Washington, DC, June 11, 2003 – The SEC recently published a letter from its Chairman William Donaldson—and a memorandum prepared by the agency’s Division of Investment Management—that responds to a request from Congress for more information on mutual fund industry practices.
Earlier this year, following a hearing on mutual fund practices, Richard H. Baker (R-LA), Chairman of the House Subcommittee on Capital Markets, Insurance and Government Sponsored Enterprises, sent a letter to the Securities and Exchange Commission soliciting the SEC’s views on various mutual fund issues.
In response to Chairman Baker’s request, the SEC sent Donaldson’s letter and an SEC Division of Investment Management report discussing a variety of mutual fund issues. The report made the following points, among others:

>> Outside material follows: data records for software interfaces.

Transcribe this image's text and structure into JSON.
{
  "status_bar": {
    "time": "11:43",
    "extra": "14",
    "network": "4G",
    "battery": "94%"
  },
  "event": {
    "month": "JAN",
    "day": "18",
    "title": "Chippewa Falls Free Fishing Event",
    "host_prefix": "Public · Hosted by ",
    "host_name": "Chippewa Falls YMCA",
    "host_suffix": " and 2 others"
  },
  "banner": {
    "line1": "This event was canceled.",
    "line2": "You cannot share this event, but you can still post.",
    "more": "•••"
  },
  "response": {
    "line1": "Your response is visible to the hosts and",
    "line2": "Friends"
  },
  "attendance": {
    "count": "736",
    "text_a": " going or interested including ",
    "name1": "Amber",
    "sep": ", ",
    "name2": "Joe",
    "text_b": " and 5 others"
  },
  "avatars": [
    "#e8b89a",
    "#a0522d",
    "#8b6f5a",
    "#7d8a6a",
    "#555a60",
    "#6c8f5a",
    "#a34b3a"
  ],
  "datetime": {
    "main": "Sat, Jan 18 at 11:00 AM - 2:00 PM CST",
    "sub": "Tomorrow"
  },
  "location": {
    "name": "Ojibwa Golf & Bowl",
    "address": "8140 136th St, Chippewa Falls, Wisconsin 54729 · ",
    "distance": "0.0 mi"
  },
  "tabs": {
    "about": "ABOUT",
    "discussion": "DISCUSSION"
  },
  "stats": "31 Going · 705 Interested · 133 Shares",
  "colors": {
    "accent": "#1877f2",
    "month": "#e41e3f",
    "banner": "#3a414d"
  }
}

- It is not clear that the overall cost of owning mutual fund shares has increased.
- Requiring average fee and expense disclosures has several advantages compared to requiring individualized fee disclosures for each shareholder.
- Although disclosure of portfolio transaction costs can be improved, it would appear that estimates of such costs cannot be made uniform or verifiable.
- Congress should require a majority of independent directors on all fund boards and narrow the definition of independent, but the need for an independent chairman is questionable.
- Advisers should keep better records of the use of soft dollars, but independent directors are in a better position than fund investors to monitor soft dollars.
- Additional disclosures regarding compensation of portfolio managers, sales charge breakpoints, and revenue-sharing payments could be useful, although the SEC notes that revenue-sharing payments generally have no direct impact on fund shareholders because they are not fund expenses.
- ICI Committed to Working with Congress and the SEC to Make a Strong System of Mutual Fund Regulation Even Stronger
- Mutual Funds Provide Investors with Greater Service, Choice, and Information at Much Lower Cost Than Ever Before